2. Although Arezzo alleged in his Amended Complaint that the Civil Service Commission's Decision and Order were issued on September 5, 2012, the Decision is dated September 19, 2012.
3. The Commission agreed with the ALJ that an increased six-month suspension on the insubordination charge was appropriate because Arezzo “was more concerned with winning his power struggle with the new administrator than with working out a reasonable timetable for ․ the sexual harassment training,” conduct the Commission found “worthy of a severe sanction.” A72. Regarding Arezzo's destruction of City property, the Commission disagreed with substituting an additional six-month suspension for removal, holding that willful destruction “by a long term employee in a position of public trust cannot be tolerated and is worthy of removal.” Id. Because Arezzo had already been removed from office, however, the Commission's imposition of the longer, six-month suspension had no practical effect. See, e.g., N.J. Admin. Code § 4A:2-2.10(d) (back pay available “during the period of improper suspension or removal” (emphasis added)).

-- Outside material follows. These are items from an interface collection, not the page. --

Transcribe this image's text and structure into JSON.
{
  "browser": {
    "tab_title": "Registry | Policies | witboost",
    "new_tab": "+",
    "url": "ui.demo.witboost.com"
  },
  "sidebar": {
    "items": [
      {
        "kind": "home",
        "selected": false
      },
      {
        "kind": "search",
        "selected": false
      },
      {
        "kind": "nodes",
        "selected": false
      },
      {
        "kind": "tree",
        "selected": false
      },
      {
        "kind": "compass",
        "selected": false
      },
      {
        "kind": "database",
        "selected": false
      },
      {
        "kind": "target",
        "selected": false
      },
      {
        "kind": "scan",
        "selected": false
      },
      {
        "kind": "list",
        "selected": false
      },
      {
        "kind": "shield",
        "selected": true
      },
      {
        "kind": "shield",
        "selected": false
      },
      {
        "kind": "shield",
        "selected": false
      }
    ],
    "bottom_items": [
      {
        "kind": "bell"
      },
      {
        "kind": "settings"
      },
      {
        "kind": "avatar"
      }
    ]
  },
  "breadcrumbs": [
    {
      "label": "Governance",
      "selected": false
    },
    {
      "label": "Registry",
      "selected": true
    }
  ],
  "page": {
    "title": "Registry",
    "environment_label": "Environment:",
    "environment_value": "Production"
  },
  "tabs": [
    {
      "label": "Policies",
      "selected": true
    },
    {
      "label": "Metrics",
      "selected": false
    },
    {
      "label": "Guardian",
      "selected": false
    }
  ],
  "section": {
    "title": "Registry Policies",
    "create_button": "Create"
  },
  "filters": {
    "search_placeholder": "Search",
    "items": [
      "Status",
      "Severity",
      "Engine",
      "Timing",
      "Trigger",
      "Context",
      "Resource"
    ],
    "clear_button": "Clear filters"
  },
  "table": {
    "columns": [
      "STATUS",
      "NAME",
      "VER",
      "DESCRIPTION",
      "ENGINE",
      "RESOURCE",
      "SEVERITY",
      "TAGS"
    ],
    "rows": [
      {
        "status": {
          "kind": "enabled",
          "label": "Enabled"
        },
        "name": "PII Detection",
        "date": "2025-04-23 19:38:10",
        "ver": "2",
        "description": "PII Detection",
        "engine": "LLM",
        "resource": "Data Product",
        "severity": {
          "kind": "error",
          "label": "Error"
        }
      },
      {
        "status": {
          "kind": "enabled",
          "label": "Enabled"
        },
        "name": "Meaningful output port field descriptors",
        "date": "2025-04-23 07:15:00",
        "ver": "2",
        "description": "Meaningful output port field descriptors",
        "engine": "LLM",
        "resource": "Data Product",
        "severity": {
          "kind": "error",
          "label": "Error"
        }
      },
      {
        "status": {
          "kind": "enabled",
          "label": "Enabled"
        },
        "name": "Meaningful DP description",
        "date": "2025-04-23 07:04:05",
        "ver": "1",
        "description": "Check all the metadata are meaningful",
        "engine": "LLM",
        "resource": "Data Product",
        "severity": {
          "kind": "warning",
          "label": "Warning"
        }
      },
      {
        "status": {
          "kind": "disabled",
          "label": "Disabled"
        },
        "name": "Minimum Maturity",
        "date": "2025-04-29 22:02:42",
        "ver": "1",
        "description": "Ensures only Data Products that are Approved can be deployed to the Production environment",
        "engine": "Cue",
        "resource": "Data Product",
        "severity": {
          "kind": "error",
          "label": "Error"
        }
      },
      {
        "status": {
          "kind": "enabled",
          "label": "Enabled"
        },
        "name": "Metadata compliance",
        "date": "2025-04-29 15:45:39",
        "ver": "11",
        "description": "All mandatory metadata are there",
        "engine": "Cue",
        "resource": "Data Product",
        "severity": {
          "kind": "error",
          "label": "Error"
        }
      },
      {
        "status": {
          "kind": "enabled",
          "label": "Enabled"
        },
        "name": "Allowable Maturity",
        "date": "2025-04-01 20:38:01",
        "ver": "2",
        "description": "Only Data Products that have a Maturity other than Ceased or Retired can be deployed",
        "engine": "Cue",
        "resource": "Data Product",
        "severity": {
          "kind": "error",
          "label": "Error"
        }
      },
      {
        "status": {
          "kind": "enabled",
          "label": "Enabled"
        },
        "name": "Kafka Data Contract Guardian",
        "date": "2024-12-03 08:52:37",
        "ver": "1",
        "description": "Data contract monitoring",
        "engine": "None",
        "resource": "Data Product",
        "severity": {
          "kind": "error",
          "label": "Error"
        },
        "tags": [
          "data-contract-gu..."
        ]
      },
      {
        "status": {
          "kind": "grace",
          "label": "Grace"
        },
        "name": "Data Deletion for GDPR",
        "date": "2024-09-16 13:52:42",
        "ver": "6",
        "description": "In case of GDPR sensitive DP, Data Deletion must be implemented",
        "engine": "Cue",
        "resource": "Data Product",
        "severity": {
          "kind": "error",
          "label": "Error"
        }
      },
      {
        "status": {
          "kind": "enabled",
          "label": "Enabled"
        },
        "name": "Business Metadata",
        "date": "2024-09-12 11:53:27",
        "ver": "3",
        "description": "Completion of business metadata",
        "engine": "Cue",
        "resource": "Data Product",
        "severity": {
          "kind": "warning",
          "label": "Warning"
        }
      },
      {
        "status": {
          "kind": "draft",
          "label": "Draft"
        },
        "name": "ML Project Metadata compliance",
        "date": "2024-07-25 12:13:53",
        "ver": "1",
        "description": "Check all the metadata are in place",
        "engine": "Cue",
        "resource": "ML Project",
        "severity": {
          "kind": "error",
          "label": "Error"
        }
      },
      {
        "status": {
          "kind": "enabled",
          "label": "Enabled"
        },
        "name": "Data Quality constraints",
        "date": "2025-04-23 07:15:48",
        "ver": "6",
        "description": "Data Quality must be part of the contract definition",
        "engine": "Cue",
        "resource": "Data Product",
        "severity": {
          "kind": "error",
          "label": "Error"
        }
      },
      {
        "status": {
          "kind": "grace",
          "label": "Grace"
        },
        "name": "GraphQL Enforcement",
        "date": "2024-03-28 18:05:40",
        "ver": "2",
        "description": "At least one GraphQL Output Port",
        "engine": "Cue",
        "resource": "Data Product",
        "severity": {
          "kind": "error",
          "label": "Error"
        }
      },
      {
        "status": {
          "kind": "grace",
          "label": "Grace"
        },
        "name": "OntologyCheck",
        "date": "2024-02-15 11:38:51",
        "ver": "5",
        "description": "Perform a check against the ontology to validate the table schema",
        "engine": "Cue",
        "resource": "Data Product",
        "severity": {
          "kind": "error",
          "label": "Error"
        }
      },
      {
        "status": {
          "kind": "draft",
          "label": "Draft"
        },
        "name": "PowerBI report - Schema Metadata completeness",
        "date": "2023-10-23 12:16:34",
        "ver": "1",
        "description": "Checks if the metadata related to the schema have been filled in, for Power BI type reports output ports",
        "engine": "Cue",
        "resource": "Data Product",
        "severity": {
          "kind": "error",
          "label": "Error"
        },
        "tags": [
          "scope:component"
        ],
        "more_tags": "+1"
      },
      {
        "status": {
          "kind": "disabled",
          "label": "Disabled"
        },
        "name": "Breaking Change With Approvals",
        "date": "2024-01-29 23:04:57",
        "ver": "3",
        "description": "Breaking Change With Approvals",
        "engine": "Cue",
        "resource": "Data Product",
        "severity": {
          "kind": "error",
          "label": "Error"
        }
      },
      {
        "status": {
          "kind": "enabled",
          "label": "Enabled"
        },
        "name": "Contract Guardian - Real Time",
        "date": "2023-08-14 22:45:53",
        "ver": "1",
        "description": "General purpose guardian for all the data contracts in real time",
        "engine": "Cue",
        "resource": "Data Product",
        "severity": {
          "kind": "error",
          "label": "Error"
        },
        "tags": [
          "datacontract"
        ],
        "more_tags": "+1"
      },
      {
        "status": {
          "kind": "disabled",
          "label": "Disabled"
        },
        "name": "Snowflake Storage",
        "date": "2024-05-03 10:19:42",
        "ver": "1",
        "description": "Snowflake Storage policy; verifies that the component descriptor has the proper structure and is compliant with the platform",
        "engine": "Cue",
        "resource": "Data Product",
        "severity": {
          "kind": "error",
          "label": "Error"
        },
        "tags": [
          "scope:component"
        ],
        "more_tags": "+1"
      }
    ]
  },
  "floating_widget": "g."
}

4. The trial court had federal question jurisdiction under 28 U.S.C. § 1331. We have jurisdiction under 28 U.S.C. § 1291. Our review of the trial judge's dismissal of the Amended Complaint on Rule 12(b)(6) grounds is de novo. See Phillips v. Cty. of Allegheny, 515 F.3d 224, 230 (3d Cir. 2008). “[B]ecause our review is plenary, ‘we may affirm on any grounds supported by the record.’ ” Hassen v. Gov't of V.I., 861 F.3d 108, 114 (3d Cir. 2017) (quoting Maher Terminals, LLC v. Port Auth. of N.Y. & N.J., 805 F.3d 98, 105 n.4 (3d Cir. 2015)).
5. Indeed, if Arezzo were required to first present his claim to the New Jersey courts, he would likely fail to state a claim because he neglected to present the due process issue and properly avail himself of state remedies.
SCIRICA, Circuit Judge